Protein: Too Little or Too Much | Farrell's eXtreme Bodyshaping

Protein: Too Little or Too Much

Blog category:
Fitness Tips

We’ve all heard the importance of eating a balanced diet of protein, carbohydrates, vegetables, and fats, but what we don’t often hear about is why it’s needed and how too little or too much of these essential foods can impact our bodies.

Protein is essential for restoring and forming muscle, hormone production, staying full, creating healthy bones, and more; but does too little or too much protein have harmful side effects?

Let’s find out!

Too Little Protein

A low-protein or protein-deficient diet is ordinary and can lead to health concerns.

Weight Loss—We don’t mean the good kind, like body fat loss. Instead, overall weight loss is a result of a low-protein, and most likely, a limited calorie diet. If you’re limiting food, your body will use protein as a primary fuel source rather than creating muscle.

Muscle Loss—Protein assists in building muscle, but like we mentioned above, if your protein is being used for fuel, you won’t gain or even maintain muscle and can even decrease muscle mass. As we get older (usually around age 35 for women and as early as age 25 for men), we naturally start losing muscle mass.

Liver Issues—Particular areas of our bodies need different resources to function properly. Protein is vital for healthy liver functions. Don’t eat enough and you could develop liver disease.

Joint Pain—Strong, healthy muscles help keep joints in place. Protein is used to build and repair muscle, but with a reduced or protein-deficient diet your protein is going to be used as a main fuel function, rather than building muscle to keep joints strong and stable, which could lead to joint discomfort.

Low Blood Pressure—This may not seem like a problem, however low blood pressure restricts the stream of essential nutrients and oxygen to vital organs and tissue. In addition, you could develop anemia, which occurs when your body can’t make enough red blood cells.

Edema—This is a condition in which swelling appears, usually in the hands, feet, and ankles, from body fluid trapped in the tissue. Protein helps keep fluids from building up in tissue. If you notice swelling in these locations, it could be evidence of not eating enough protein.

Immune System & Recovery—Your immune system needs protein to stay healthy. If you’re getting sick regularly or can’t get over those common colds, it could be from low protein consumption. It’s the same with injury recovery. Proteins are needed to repair tissue and muscle. It will take a greater length of time to get over an injury if you don’t get enough protein.

Cravings—Too many carbs and not enough protein can cause unwanted food cravings. If you’re finding yourself eating more snacks, you’re probably not getting enough protein and too many carbs.

Too Much Protein

So what about too much protein? While it’s more difficult to eat too much protein, there are some health concerns and general knowledge about how much is appropriate and how much is “extra.”

Kidney Failure—A common concern of a high-protein diet, kidney failure, is only a possibility if you are eating a majority of animal-based protein sources like meat or have a kidney disease. To avoid possible kidney issues, aim to balance your protein sources between 50% vegetarian and 50% lean, unprocessed meat-based.
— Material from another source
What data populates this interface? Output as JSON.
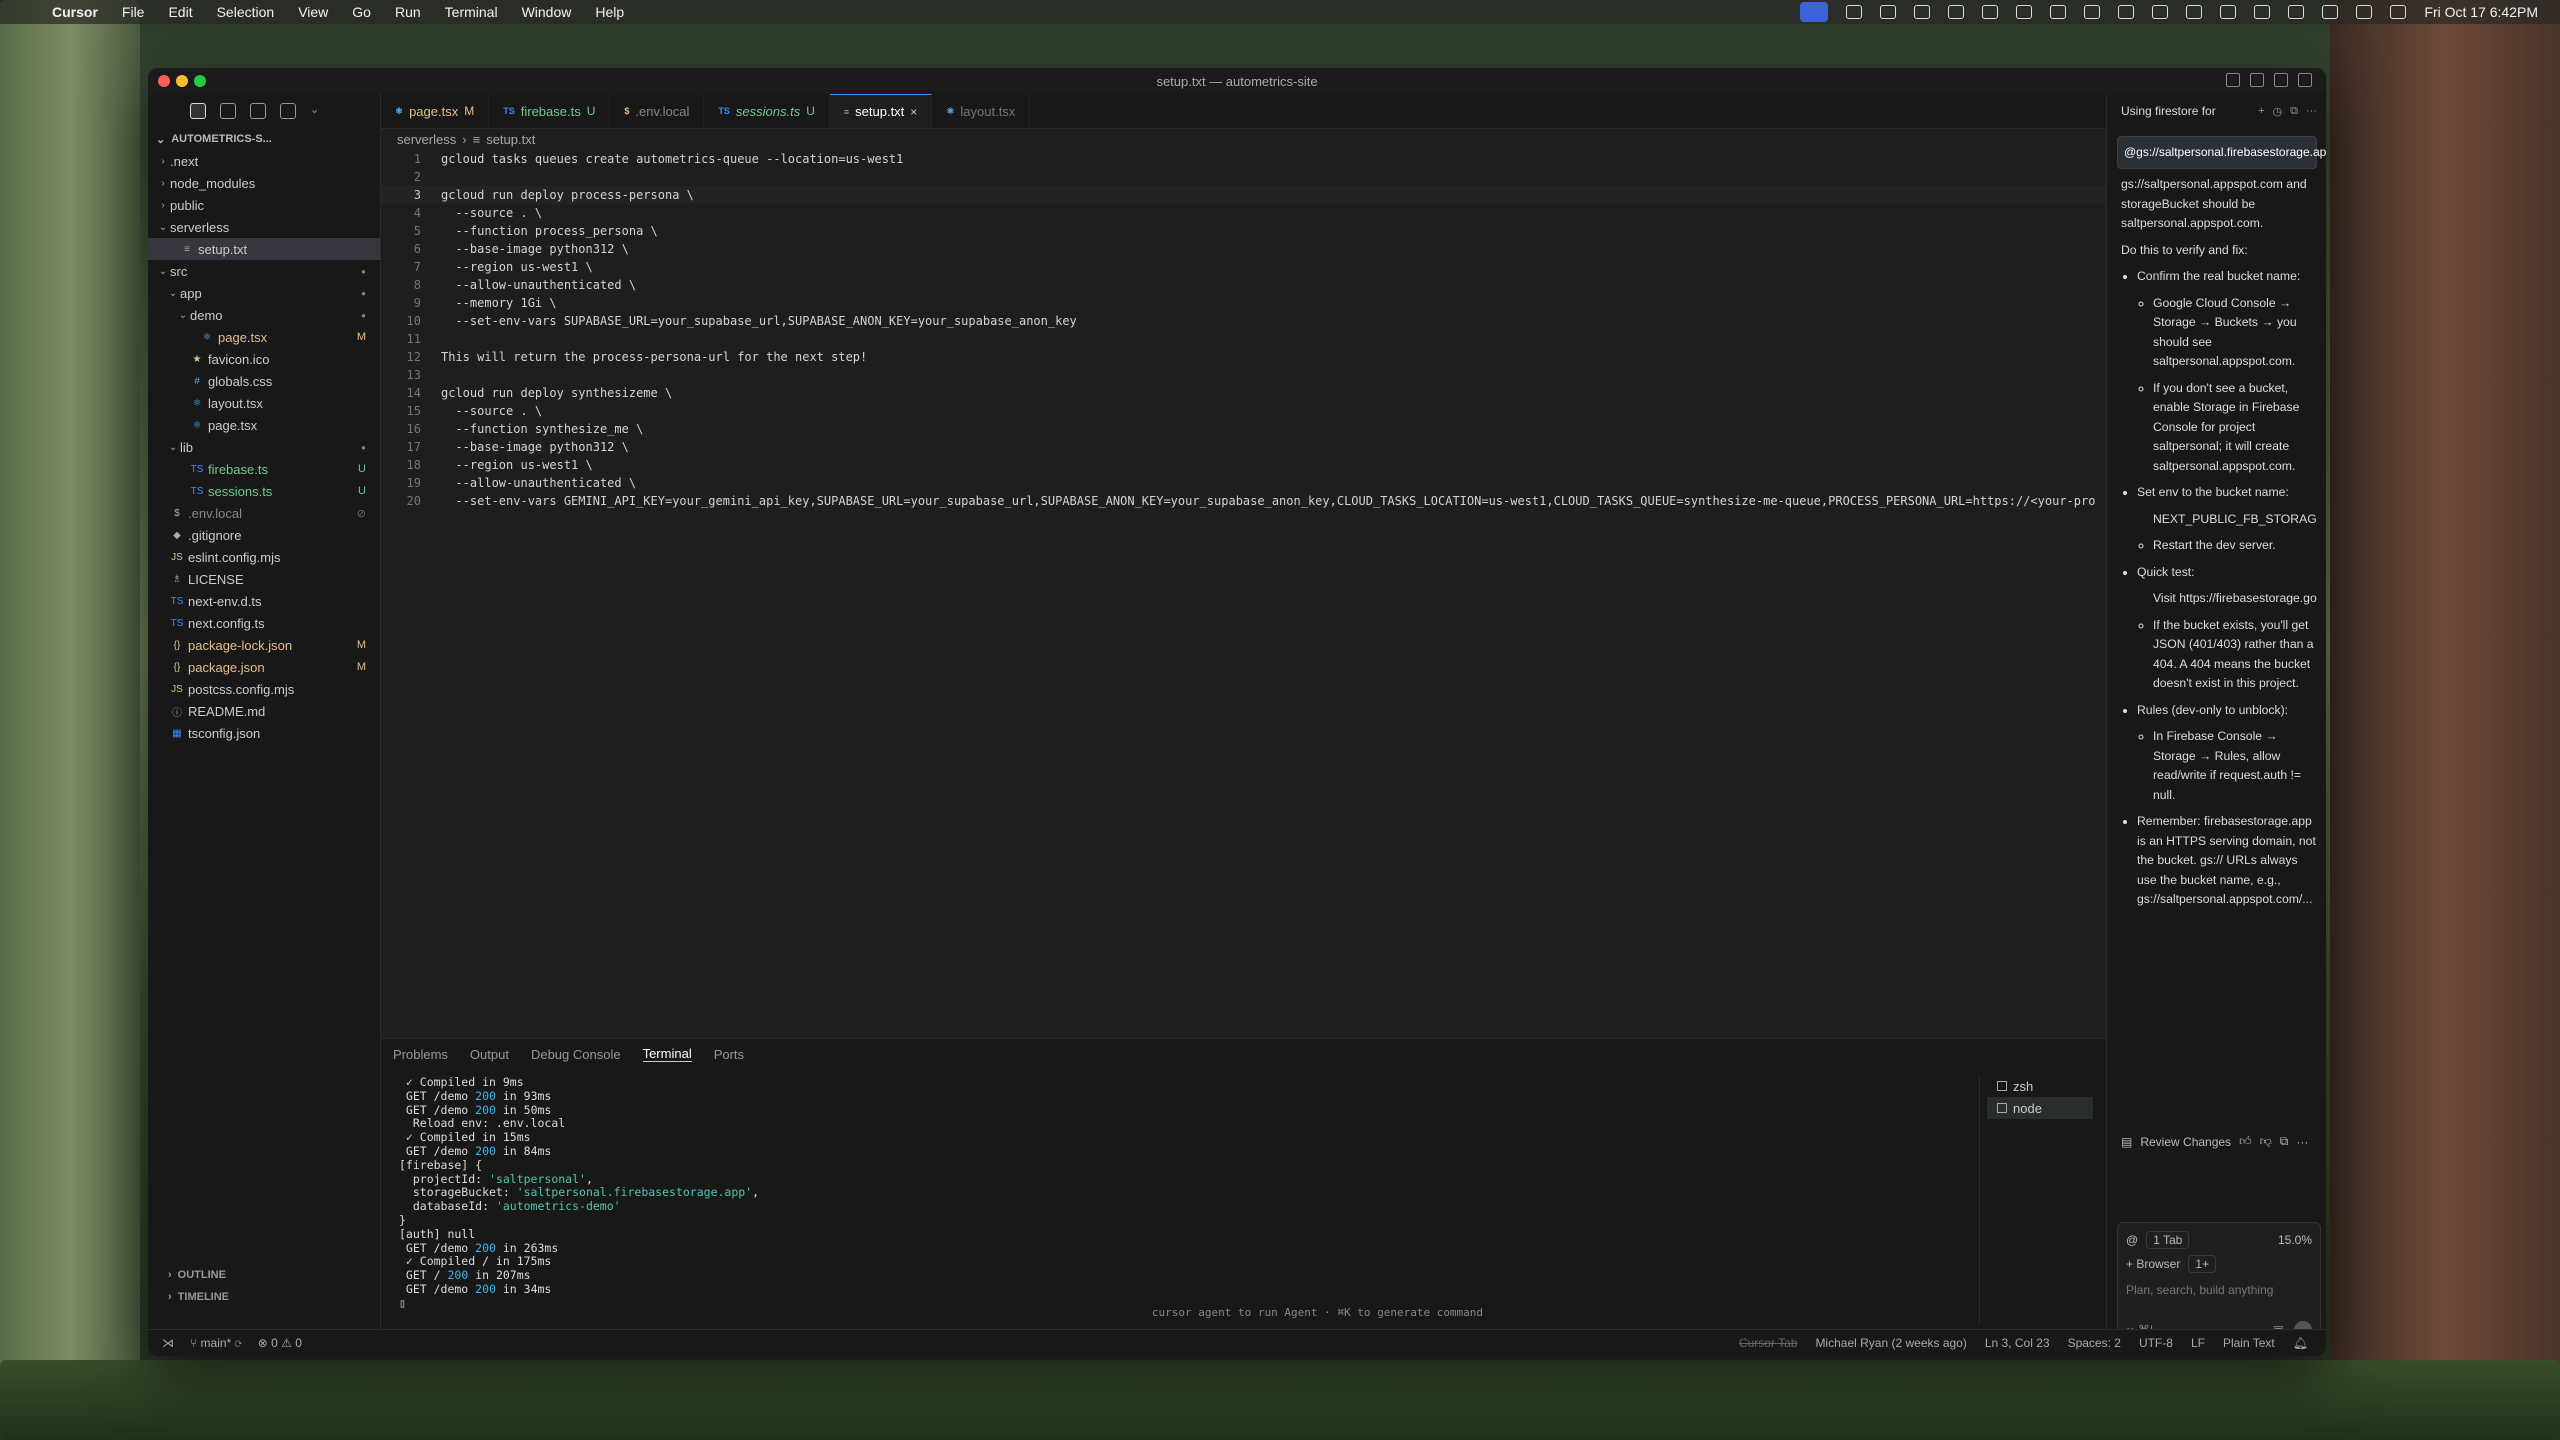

Weight Gain—Protein helps build muscle, and like carbs, if we take in too much protein it will be accumulated as fat. Our bodies are not good at changing proteins into fat like with carbs, however it eventually does. Like eating too much of anything, weight gain can still happen. A six-year study of 7,000 participants found that those who ate a high-protein diet were 90% more likely to gain up to 10% of their body weight.

Building MuscleMuscle protein synthesis is the action of changing protein amino acids into muscle. Recent studies have determined that there is a cap to muscle growth in a high-protein diet, which is about 30 grams per meal. What does that mean? Consuming 30 grams versus 20 grams will help muscle growth, but eating 50 grams per meal won’t have any more positive impact on building muscles. Bigger individuals may need a little more on average, but essentially, there is a cap to protein intake related to muscle growth.

A 2014 study in the Journal of the International Society of Sports Nutrition determined that strength trainers who had 5.5 times the recommended daily protein (that’s just over 2 grams per pound of body weight) saw no positive or negative effect on body composition.

Good sources of protein

When preparing your meals and types of proteins, we recommend a healthy balance of both plant- and animal-based proteins. When selecting animal-based proteins, stick with lean, unprocessed meats like skinless chicken and turkey. Red meat is acceptable, but keep it lean and always watch the portions. For plant-based proteins, beans, quinoa, nuts, and soy are good sources to have.

At Farrell's, we teach our members about uncomplicated, proper, balanced nutrition so their bodies are working effectively and efficiently, letting them achieve their best performance in and out of the gym.

We designate protein, carb, and fat levels across six daily meals, ensuring members are taking in the right amounts of each macronutrient source.

To learn more about the Farrell's group fitness program and nutrition coaching, contact your local Farrell's today!

Sources:

  1. Men's Journal
  2. Eat This, Not That!
Back to Blog